Paris has a lot of this. Comme de Garcons showed what was essentially a human vase. Undercover had people dressed as giant birds. Sacai had triangular, mascot-body puffers and at Vivienne Westwood, a hat with meter-long conical horns. Show me this kind of thing in New York and I bite back with whatever the verbal manifestation of an ellipsis is. But in Paris, I am wide-eyed and thrilled. None of it is a parody. It’s authentic (an overused word, but necessary here). It is, as so many people told me it would be, “the real deal.” Which brings us to Chanel.
A rocket sat right smack in the middle of Le Grand Palais — a glass-ceilinged venue so magnificent you could easily forget a show was happening below it if you craned your neck and looked straight up. I texted a friend across the room from me if it was embarrassing to take a picture of the rocket because you know, first time at Chanel and all. “Absolutely not. Have you seen the section next to you?” she asked.
I looked.
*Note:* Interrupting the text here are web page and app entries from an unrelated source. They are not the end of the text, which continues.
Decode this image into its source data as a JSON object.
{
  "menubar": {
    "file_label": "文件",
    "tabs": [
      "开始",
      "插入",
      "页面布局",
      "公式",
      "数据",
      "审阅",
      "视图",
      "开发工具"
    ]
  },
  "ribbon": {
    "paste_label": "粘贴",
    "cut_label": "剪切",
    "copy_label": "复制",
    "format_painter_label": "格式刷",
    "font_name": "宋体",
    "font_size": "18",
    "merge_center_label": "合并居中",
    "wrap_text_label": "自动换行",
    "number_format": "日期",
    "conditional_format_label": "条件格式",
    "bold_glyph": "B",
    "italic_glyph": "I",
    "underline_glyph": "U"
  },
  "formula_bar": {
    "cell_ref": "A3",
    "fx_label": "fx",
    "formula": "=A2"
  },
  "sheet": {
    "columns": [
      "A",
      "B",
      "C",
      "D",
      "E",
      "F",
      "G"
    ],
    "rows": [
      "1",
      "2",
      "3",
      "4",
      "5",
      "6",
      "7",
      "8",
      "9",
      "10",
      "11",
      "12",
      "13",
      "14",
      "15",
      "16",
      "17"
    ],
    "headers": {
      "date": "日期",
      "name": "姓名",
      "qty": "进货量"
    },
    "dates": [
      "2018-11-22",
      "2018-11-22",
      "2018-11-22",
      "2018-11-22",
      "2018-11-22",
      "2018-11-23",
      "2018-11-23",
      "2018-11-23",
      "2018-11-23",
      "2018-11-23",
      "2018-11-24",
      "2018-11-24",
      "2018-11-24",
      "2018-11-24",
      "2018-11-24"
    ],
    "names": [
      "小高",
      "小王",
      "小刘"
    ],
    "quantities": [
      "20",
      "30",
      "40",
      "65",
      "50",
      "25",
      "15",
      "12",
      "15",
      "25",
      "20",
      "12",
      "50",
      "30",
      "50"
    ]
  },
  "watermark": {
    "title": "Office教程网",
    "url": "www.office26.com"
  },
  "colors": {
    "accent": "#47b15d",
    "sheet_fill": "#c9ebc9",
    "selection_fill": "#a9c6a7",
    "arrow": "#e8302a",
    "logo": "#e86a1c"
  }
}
The bleachers a few feet over were filled with loyal customers of the brand, a diverse smattering of women from all over the world, decked out in double-C’s, boucle and Karl’s greatest hits. All of their phones were up, pointed at that rocket. And actually, so was everyone else’s in the enormous space. No one is too cool or important or tenured for a Chanel spectacle, it turns out. Everyone wanted that shot and the clothes that followed.
The collection was very fun, “very Chanel.” There were rhinestone-covered go-go boots that will make you forget about all pumps come fall, 1960s hairdos and hemlines to pair with your cardigan-topped suits. You heard it it here first: rimless ski goggles will replace sunglasses. (In certain circles.) My favorite bits of the collection were the biker shorts underneath skirts — many in tweed, at least one pair in denim. I guess if you’re going to space you have to worry about gravity exposing your skivvies; shorts underneath add real chic security. As for that which scratched the itch of parody, puffer-packed space blankets began below the earlobes and held their triangle shape around the body. If we’re talking good-tacky, few have earned the right of playground like Karl Lagerfeld. The man, the crowd, the fashion were all having a good time.
It is so nice to get hit, over and over, with a place like Paris and its fashion. I forgot after being in New York for too long what it’s like to be the opposite of jaded. You should have seen me at the end of the show with my phone at the ready — there was a countdown from ten, and the rocket took off.
Photos via Vogue Runway.